### WHAT THIS TASK INVOLVES
Each line below with the string "JSON" should be copied.

Collected data:
++++++++++

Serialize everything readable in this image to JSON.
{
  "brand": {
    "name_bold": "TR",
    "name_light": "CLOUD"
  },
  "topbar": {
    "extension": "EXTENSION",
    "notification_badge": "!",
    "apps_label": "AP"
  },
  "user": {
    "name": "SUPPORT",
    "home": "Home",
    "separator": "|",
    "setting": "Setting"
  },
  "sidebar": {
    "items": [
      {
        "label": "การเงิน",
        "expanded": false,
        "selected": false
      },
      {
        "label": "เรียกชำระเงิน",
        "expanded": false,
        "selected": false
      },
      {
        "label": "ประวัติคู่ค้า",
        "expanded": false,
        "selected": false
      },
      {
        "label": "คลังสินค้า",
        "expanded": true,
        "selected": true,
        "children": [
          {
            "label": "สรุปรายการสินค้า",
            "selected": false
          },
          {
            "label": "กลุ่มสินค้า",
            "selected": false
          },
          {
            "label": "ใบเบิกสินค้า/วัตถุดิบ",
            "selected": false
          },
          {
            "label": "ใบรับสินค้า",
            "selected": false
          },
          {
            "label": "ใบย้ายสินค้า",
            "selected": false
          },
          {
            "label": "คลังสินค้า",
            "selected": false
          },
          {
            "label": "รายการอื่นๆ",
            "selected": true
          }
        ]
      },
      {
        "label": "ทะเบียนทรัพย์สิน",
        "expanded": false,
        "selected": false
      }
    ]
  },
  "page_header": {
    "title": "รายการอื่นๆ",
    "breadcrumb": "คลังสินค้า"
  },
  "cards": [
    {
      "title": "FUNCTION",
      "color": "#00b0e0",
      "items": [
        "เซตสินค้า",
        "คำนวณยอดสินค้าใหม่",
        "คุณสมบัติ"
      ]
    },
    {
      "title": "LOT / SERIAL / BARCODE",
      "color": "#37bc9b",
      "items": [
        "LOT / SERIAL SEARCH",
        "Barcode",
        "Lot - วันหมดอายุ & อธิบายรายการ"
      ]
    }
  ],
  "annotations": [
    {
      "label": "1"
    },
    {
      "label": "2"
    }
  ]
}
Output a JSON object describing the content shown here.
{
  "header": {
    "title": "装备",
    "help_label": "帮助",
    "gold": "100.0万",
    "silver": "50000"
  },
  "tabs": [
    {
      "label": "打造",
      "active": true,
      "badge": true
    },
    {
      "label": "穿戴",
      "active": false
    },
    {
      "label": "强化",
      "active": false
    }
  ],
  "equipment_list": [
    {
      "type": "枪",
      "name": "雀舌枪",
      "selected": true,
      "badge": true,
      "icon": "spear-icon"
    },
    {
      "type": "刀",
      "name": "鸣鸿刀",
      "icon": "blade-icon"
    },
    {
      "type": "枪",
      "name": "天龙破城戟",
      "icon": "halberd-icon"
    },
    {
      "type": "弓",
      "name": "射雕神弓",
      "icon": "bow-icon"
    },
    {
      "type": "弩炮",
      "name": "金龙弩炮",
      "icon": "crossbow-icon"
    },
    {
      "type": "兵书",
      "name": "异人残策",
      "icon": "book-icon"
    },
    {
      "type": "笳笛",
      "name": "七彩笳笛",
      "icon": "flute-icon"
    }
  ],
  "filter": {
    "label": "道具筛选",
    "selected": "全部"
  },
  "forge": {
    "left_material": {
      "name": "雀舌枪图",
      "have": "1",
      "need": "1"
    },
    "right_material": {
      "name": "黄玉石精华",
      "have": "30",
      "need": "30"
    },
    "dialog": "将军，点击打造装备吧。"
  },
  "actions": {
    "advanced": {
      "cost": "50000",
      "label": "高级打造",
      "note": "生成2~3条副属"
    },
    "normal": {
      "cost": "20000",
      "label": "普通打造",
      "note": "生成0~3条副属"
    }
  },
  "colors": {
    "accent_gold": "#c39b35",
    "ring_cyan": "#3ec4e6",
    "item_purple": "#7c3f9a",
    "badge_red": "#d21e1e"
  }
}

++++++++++

### OUTPUT FOR THIS TASK
Serialize everything readable in this image to JSON.
Output a JSON object describing the content shown here.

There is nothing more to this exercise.